The Y-chromosome is one that geneticists love to study. Because it is passed on from father to son with no matching chromosome to confuse the issue it’s possible to study lines of descent in a much more direct way than is usually possible. Mitochondrial DNA, another favorite for study, provides a similar line of descent for women. In both cases since the inheritance is direct and unadulterated, it makes certain kinds of studies much easier (or even possible). The headlines from a decade ago about locating “Eve”, the earliest common mother of humankind, stemmed from studies of mitochondrial DNA.

Recently geneticists studying the Y-chromosome in Asiatic populations came upon an interesting result. Approximately 8% of the male population in large portions of Mongolia and the surrounding areas has the same Y-chromosome, indicating a shared common ancestor. The number works out to approximately sixteen million direct male descendants all sharing one common ancestor – but who is he?

Random mutations, neutral in effect, happen at a fairly consistent rate over time and they can be used much like a clock. This allowed the researchers looking across this population to work out an approximate time frame. They concluded that the lineage of this Y-chromosome converged at around 1,000 years ago – near the time of the first millennium.

The time frame eliminated the first candidate, Genghis Khan, who was born in 1162 – or did it? The researchers thought that the originating man might be a male ancestor of the Khan’s, perhaps a great-grandfather.

Certainly the hypothesis is plausible.

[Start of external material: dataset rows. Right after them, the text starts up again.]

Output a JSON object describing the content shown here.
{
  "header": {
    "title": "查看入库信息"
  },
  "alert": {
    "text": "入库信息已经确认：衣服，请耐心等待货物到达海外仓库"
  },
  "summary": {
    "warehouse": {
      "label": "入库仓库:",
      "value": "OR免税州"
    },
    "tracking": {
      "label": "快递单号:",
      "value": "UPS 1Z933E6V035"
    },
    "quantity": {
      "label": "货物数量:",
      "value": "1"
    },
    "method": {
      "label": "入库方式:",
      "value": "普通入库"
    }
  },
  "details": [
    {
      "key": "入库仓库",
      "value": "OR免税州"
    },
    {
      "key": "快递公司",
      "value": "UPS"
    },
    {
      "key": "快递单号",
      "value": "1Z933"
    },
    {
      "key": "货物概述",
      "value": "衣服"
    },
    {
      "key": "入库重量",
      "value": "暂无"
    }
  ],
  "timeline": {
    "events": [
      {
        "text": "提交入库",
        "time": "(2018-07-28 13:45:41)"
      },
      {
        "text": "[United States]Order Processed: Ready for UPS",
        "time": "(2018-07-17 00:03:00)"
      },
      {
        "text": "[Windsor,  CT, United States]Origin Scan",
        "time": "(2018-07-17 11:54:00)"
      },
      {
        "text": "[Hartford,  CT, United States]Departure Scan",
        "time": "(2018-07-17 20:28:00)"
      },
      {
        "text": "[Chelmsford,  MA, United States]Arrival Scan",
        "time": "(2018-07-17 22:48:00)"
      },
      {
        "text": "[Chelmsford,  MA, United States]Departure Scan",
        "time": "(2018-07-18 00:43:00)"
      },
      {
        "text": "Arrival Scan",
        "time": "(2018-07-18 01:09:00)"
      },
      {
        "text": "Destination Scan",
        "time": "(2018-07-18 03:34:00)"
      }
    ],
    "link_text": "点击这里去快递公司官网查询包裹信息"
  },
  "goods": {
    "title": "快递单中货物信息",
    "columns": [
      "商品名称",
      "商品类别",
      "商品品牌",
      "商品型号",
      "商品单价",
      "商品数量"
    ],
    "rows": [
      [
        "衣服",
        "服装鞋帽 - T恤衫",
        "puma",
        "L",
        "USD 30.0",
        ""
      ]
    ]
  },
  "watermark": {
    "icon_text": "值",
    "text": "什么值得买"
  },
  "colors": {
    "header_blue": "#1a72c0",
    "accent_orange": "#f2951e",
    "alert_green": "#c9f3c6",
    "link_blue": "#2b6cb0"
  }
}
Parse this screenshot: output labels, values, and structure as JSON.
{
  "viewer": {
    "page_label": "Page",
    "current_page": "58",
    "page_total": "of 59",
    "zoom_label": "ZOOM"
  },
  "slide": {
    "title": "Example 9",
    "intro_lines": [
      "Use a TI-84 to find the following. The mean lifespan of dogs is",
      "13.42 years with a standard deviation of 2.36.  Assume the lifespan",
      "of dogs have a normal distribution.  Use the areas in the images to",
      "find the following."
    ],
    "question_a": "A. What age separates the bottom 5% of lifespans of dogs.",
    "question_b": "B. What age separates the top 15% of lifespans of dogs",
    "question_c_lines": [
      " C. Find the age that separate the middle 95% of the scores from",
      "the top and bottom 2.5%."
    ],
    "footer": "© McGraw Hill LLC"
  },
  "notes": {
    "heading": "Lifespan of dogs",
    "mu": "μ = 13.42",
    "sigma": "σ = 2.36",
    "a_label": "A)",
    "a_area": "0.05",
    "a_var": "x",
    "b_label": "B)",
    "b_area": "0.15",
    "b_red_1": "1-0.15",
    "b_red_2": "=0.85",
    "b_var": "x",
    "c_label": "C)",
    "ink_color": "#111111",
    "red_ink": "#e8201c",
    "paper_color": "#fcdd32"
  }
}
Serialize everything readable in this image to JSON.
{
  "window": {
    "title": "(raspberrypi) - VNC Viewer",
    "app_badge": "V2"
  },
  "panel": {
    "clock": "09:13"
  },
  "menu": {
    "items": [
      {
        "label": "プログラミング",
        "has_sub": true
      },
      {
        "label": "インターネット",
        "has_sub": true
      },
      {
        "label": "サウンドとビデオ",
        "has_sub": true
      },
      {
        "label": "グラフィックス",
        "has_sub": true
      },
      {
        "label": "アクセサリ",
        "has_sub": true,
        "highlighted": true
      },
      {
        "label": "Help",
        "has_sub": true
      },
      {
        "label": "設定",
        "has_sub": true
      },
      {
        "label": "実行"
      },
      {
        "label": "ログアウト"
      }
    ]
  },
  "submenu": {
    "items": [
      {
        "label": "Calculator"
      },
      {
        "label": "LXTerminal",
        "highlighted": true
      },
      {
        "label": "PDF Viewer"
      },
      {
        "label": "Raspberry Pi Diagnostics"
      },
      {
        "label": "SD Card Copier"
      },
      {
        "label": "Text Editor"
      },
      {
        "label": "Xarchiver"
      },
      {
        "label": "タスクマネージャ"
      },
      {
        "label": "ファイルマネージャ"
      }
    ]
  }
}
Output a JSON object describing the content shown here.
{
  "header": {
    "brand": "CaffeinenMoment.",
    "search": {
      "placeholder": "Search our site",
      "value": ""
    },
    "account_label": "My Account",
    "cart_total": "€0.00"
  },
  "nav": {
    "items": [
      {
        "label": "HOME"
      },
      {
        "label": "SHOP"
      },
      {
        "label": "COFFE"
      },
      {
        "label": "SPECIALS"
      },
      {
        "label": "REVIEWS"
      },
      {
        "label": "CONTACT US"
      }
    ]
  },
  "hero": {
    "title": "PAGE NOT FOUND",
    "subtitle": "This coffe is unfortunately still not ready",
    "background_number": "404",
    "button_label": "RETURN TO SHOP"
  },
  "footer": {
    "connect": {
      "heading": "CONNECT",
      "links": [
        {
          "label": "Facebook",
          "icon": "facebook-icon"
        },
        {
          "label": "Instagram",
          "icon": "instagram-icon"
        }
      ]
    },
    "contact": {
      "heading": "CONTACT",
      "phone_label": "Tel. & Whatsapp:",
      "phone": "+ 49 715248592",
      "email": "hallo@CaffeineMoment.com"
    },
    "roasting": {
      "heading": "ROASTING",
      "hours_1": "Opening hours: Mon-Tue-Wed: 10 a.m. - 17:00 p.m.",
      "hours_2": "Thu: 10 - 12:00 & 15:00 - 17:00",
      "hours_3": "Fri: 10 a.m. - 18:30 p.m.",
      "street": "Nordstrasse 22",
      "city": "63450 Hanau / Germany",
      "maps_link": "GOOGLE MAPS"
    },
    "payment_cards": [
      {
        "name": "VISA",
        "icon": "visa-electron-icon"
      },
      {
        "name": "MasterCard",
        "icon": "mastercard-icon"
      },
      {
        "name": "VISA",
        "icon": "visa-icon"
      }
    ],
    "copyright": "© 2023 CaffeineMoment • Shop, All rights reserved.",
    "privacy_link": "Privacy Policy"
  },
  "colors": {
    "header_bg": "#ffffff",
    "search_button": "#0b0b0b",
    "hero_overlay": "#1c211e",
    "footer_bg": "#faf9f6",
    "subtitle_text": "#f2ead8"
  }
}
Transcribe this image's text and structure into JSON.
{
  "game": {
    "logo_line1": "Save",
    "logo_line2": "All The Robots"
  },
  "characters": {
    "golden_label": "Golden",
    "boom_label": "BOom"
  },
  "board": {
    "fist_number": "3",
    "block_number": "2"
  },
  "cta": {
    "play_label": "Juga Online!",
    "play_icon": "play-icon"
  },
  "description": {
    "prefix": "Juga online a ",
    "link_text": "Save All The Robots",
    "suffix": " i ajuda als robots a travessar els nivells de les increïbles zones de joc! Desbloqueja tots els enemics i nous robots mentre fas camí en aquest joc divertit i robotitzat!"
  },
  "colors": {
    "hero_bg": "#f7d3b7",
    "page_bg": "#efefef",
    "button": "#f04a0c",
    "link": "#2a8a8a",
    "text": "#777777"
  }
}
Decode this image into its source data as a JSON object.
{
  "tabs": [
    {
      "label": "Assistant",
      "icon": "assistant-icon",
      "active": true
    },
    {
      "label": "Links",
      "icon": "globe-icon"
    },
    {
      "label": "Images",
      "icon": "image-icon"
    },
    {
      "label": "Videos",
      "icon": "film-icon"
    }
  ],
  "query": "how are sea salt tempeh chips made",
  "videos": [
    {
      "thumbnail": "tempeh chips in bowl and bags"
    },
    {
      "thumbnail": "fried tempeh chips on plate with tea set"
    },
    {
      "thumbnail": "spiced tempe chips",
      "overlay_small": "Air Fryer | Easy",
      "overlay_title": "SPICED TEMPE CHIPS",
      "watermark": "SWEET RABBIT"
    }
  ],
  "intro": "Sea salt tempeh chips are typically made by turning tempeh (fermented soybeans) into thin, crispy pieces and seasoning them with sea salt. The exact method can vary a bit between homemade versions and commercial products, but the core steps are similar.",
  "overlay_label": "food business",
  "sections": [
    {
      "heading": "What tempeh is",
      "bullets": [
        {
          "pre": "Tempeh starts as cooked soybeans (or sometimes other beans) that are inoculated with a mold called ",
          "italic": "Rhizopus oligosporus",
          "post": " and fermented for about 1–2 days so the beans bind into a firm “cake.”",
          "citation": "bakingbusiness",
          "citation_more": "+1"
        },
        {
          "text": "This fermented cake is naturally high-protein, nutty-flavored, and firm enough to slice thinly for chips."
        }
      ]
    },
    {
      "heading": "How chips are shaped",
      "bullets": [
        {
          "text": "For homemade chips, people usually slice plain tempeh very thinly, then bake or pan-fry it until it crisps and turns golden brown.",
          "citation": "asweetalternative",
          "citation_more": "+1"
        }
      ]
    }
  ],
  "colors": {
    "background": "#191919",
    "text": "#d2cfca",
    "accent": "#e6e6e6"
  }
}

Genghis Khan regularly sealed the conquest of new lands by taking women from their ruling families into his family. Some he married, some he gave to his relatives— including his sons and brothers— as wives. His eldest son, Tushi, is reported to have had forty sons of his own, and his younger sons were no different. The habit continued on for many generations, with some of his descendants holding power up until the 20th century.

Plausible or not, proving the hypothesis is another matter altogether. The only definitive proof would be to find Genghis Khan’s long hidden grave, and to recover some DNA from the Khan himself for genetic matching. In the absence of the grave, less direct support must be found.

The best evidence for the hypothesis so far, comes from outside Mongolia. In all their studies, the geneticists found only one example of this particular genetic lineage outside of the boundaries of the ancient Mongol empire. The Hazaras of Pakistan have a long oral tradition that says they are direct descendants of Genghis Khan. They also share in the lineage so commonly found in Mongolia, with almost a quarter of the Hazaras males having the Y-chromosome being tracked.

Presuming that the genetic hypothesis is correct, just how successful was Genghis Khan at propagating his lineage? After all, the world population has increased dramatically in the last thousand years, so you would expect most of the people who lived a thousand years ago to have numerous descendants. Following a strict mathematical progression, if every person who lived in the times of the Mongolian Empire had been equally successful, you would expect each man to have twenty direct male descendants. Compared to the 16 million attributed to Genghis Khan, this would make him approximately 800,000 times more successful.

Another question that arises with this data is: are there any others? So far this study is the only one of its kind. Will future studies show other historic men who have been as dramatically successful in spreading their genes? Possibly, but not necessarily. In order to achieve this kind of spread, not only does the originator of the lineage need to have a lot of male progeny, but they must be widespread geographically, and they must continue the trend for a number of generations. In Europe, there is no tradition of harems to allow for the astounding numbers of children, while in Africa, the tribal organization of a thousand years ago would make the required geographical spreading difficult. The most likely area to find another widespread lineage would be among the early Muslims. There the tradition of multiple wives had been long established, and remains today in many Middle Eastern countries, while the many trade routes, and the expansion of empires would allow for the geographical spreading.

Regardless of the results, it is interesting to see such an enormous genetic footprint still visible, the invisible legacy of a man who may just be the most successful patriarch in history.